Anti-avoidance is a topic much in the news these days. But it has a long history. The concept of abus de droit, to which Judge Schiemann referred in his talk in Luxembourg, has been a feature of French and other European systems of law for many years. And a general anti-avoidance rule – a “GAAR” – is to be found in the statutes of a number of non-European jurisdictions: Australia, Canada and Hong Kong are the well-known examples. But what is less well-known is that a GAAR was embedded in the “Colonial Office Draft,” which was the basis of the income tax laws introduced in the British overseas territories after the Second World War – see, now, s.40 of the Gibraltar Income Tax Act, or s.90 of the Mauritius Income Tax Act – which members will be able to discuss with Muhammed Uteem in Florence in November.

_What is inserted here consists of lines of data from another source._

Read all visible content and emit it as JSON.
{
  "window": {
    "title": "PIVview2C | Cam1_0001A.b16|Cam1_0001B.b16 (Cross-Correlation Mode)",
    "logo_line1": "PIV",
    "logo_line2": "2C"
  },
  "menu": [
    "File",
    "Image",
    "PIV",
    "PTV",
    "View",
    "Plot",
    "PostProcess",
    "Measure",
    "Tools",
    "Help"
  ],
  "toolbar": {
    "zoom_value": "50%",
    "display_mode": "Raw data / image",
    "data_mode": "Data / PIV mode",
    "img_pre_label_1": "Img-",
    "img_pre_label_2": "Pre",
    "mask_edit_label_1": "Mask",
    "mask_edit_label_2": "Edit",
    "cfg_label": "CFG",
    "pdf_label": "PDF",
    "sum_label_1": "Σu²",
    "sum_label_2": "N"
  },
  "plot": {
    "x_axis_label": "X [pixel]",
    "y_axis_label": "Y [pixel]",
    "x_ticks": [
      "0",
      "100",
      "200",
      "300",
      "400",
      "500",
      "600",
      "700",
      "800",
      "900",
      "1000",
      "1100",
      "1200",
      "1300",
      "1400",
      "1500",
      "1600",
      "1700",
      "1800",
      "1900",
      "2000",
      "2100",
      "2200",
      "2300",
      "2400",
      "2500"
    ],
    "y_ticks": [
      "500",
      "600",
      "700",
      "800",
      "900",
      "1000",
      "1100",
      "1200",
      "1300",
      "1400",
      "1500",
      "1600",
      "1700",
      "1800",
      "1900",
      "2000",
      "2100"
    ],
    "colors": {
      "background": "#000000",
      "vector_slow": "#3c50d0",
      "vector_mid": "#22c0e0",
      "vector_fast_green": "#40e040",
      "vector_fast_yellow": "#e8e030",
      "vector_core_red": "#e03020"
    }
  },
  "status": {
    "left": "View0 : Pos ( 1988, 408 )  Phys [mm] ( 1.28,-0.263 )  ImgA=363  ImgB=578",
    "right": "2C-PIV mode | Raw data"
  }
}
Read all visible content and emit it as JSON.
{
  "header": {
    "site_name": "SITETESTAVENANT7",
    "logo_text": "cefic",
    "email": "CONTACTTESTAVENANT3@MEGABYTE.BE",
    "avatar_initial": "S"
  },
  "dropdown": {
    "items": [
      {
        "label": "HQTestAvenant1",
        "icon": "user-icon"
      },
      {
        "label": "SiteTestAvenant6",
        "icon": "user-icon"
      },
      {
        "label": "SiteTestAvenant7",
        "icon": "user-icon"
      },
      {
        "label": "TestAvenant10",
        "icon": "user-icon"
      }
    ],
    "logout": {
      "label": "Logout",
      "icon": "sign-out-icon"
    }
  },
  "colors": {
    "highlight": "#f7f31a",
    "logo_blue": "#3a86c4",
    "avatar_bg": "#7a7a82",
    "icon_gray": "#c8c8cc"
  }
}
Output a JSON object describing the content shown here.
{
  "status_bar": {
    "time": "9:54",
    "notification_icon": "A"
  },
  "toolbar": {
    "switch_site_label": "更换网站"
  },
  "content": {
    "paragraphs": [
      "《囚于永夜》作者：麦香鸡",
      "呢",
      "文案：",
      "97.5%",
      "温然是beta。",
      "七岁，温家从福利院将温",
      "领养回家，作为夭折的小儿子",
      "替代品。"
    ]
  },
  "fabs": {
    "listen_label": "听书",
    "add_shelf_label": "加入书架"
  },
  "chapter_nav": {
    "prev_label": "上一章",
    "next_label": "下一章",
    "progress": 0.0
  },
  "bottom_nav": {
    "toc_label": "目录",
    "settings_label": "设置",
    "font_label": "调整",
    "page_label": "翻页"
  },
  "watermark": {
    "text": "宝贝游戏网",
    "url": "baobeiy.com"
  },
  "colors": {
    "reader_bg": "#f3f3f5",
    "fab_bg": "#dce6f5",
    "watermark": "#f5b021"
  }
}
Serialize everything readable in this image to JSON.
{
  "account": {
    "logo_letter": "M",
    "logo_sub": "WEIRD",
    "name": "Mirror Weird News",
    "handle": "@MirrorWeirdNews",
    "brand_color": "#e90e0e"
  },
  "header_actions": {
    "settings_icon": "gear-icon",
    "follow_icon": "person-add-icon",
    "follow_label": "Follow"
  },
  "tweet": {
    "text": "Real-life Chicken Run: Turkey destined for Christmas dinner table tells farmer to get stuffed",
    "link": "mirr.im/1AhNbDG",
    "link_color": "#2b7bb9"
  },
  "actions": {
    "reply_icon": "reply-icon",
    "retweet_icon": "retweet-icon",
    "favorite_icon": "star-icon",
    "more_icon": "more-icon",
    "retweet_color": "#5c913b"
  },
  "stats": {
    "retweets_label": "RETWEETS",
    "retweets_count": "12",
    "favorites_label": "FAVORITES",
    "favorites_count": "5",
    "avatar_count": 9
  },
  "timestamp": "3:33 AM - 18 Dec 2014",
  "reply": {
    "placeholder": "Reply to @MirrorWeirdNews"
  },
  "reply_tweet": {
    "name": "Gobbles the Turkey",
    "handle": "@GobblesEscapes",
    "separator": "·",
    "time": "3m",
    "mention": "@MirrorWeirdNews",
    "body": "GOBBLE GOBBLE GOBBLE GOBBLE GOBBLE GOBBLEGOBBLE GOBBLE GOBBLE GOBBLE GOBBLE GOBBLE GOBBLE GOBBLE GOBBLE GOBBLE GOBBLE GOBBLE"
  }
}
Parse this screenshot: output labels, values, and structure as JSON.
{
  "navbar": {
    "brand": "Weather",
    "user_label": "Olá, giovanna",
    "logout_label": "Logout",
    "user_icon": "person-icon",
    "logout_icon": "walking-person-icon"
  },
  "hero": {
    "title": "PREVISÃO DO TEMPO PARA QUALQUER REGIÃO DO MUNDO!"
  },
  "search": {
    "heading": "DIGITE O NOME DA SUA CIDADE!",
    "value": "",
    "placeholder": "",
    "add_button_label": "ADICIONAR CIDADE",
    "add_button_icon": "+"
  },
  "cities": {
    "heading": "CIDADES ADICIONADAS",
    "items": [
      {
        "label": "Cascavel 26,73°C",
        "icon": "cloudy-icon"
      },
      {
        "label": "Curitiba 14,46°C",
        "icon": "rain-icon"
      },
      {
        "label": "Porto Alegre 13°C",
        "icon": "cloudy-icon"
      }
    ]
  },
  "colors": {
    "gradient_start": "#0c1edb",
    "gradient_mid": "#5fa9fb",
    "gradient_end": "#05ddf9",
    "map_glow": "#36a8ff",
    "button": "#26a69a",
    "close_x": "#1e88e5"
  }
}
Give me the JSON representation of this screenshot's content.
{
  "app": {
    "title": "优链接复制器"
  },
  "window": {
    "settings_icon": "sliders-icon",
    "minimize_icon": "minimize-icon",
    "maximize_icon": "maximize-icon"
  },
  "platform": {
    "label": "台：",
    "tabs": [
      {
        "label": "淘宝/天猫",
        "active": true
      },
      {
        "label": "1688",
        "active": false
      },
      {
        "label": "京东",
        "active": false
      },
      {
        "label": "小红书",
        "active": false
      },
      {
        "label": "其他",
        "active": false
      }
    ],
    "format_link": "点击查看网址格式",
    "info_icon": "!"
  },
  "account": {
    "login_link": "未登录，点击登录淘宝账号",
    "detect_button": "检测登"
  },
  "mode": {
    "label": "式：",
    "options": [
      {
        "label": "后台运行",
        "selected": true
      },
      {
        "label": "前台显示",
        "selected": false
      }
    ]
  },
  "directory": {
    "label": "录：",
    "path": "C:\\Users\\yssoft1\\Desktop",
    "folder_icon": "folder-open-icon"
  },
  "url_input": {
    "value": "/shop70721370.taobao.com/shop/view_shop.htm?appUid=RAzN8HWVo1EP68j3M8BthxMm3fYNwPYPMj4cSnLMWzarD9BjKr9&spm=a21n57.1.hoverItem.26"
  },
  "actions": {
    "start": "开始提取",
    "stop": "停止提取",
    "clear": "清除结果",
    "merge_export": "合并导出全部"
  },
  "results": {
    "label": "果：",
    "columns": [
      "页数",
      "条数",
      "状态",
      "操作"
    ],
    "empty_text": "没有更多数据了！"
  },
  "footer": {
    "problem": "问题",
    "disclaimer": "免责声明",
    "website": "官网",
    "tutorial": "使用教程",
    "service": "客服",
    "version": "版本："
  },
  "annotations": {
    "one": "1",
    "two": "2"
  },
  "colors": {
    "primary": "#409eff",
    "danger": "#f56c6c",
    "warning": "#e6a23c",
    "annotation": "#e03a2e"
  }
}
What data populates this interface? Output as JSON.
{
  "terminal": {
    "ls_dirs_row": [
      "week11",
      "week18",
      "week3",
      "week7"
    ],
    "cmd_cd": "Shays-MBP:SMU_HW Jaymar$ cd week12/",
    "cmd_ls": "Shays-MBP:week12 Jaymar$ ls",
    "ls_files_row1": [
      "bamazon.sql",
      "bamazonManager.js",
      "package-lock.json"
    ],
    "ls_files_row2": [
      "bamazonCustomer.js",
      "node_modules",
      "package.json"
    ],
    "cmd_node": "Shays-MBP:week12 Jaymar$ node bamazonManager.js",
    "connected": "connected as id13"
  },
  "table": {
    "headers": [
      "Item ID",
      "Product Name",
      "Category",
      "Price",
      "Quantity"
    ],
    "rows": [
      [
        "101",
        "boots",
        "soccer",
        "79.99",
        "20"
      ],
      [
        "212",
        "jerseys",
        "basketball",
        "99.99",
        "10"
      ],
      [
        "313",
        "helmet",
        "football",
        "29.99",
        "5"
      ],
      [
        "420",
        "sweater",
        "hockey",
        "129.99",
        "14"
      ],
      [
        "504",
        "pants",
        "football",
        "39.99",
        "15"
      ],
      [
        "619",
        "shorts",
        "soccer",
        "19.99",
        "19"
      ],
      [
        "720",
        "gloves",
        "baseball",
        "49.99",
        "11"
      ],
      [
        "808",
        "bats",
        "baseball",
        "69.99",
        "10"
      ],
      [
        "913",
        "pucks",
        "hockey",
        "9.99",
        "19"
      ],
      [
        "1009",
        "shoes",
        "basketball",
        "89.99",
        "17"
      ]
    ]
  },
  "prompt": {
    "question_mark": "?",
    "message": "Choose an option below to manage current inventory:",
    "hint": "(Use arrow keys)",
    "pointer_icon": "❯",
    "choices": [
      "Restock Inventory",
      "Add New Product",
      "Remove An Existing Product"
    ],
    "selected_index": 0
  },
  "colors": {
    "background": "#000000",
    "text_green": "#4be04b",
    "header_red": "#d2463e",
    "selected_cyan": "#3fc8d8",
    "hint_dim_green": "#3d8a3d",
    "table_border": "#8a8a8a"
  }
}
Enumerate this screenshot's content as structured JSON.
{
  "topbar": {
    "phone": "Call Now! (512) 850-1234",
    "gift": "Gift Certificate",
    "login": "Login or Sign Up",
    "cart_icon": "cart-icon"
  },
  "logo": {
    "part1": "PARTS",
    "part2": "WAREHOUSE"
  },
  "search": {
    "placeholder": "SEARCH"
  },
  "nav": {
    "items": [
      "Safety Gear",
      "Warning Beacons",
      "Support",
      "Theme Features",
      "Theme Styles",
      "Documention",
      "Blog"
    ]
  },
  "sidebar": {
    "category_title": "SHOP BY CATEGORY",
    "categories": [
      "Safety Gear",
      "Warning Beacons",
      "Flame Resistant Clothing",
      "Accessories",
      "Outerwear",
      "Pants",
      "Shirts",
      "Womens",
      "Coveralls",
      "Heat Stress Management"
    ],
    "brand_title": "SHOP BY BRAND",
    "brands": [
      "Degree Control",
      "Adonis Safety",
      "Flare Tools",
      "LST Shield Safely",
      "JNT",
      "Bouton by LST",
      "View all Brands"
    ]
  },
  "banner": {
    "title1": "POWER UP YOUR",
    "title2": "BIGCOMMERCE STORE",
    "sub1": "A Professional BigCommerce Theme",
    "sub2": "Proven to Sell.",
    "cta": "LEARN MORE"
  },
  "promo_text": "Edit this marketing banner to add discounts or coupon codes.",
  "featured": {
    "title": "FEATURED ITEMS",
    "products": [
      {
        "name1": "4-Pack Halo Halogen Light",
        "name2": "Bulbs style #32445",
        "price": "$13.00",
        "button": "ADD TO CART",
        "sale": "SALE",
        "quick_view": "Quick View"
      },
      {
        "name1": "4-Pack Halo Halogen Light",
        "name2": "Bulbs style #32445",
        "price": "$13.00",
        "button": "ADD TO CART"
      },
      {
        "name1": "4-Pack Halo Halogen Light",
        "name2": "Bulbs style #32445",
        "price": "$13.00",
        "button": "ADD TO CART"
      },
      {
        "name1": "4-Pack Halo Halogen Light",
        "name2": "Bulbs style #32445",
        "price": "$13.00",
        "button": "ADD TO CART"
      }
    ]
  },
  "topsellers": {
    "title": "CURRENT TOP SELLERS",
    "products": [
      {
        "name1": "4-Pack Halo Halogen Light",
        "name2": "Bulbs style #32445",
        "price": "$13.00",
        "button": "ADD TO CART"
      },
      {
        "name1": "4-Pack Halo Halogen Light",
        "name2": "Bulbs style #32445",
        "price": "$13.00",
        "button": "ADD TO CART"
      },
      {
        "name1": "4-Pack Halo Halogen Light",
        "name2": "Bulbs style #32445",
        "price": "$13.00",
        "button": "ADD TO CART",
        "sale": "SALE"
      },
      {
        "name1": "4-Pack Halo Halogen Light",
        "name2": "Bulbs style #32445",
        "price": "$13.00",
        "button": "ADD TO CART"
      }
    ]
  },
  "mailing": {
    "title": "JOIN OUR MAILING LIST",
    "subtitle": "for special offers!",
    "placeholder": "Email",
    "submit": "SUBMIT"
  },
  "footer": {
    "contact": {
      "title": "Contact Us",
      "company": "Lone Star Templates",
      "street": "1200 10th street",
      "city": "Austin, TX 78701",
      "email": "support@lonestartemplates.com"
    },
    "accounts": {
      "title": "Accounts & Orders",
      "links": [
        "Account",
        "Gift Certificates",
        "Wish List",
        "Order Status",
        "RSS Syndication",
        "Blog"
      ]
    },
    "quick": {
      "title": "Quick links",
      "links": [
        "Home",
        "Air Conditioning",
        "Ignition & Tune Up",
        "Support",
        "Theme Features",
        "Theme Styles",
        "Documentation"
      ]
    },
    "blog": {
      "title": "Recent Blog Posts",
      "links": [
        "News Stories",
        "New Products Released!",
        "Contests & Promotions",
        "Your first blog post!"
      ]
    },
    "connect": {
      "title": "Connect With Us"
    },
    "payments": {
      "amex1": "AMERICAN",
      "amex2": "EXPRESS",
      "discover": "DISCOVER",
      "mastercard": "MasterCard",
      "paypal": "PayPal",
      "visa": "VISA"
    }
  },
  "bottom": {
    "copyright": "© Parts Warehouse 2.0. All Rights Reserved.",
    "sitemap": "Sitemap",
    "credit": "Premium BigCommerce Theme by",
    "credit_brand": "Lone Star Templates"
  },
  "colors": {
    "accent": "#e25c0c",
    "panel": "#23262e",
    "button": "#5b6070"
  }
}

A glance through the programmes of our recent meetings shows the topic of anti-avoidance threading its way through many related topics – Joe Field’s What the Non-US Service Provider needs to know about FATCA, in Lisbon; James Howes’s exposition of the French crackdown on trusts, in Cannes; Diane Hay’s View from the Inside in Venice; and Timothy Lyons’s discussion of Double Treaty Relief in Malta. This year the GAAR arrived in the United Kingdom. It is by no means universally loved, and is said to be deterring a number of non-UK banks from establishing a base in the City. But all of us need to understand how it works: those not affected by it may see it as a portent of things to come, and those affected by it must learn to live with it – as Michael Flesch QC will explain in Florence in November.